Stored records
++++++++++

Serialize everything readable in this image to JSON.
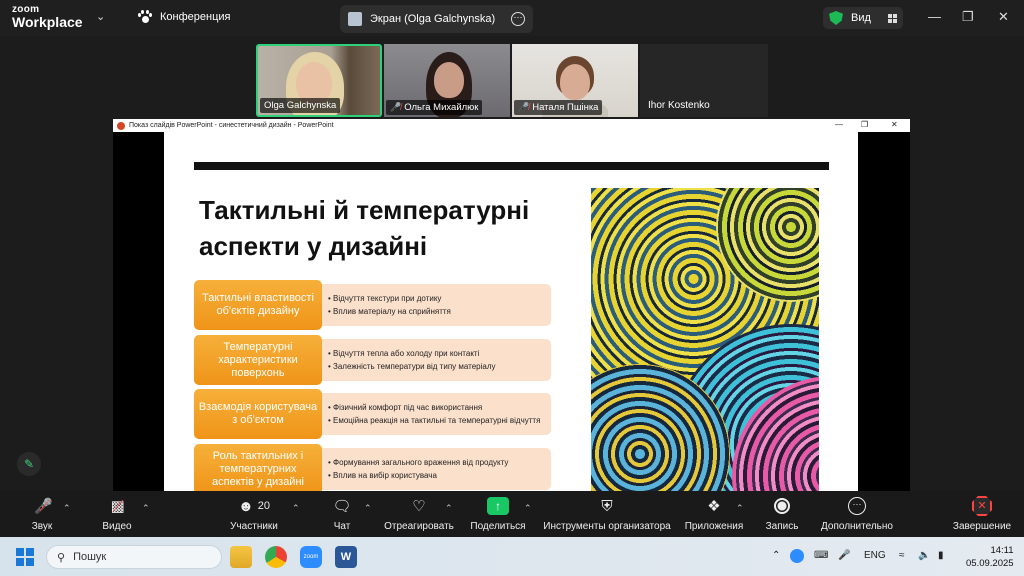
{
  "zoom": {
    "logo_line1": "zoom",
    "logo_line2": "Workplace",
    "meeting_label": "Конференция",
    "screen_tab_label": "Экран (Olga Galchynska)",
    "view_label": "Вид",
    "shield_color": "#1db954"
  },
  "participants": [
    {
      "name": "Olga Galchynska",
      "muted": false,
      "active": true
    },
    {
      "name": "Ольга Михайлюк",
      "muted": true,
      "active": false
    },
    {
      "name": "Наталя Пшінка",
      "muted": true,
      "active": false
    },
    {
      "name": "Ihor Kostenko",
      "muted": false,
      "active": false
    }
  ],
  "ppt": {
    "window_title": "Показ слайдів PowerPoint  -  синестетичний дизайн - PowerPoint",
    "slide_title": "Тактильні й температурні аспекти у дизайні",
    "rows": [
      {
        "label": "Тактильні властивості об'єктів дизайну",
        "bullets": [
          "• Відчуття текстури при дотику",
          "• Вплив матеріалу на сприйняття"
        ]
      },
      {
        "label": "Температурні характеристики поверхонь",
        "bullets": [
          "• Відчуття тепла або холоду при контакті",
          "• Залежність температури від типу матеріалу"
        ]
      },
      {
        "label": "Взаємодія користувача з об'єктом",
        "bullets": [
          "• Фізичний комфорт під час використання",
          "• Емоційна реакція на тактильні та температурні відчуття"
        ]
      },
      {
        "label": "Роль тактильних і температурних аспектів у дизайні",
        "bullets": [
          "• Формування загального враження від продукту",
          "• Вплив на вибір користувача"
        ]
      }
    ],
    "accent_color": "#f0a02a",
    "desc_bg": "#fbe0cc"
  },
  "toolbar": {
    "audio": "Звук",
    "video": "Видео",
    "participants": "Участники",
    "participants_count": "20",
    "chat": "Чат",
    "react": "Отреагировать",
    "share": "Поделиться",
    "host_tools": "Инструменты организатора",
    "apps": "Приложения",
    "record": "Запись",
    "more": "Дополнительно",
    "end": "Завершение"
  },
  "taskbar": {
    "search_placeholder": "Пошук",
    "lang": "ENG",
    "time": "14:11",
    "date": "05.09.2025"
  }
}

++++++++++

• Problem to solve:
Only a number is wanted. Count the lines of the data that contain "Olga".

• Result for this exercise:
2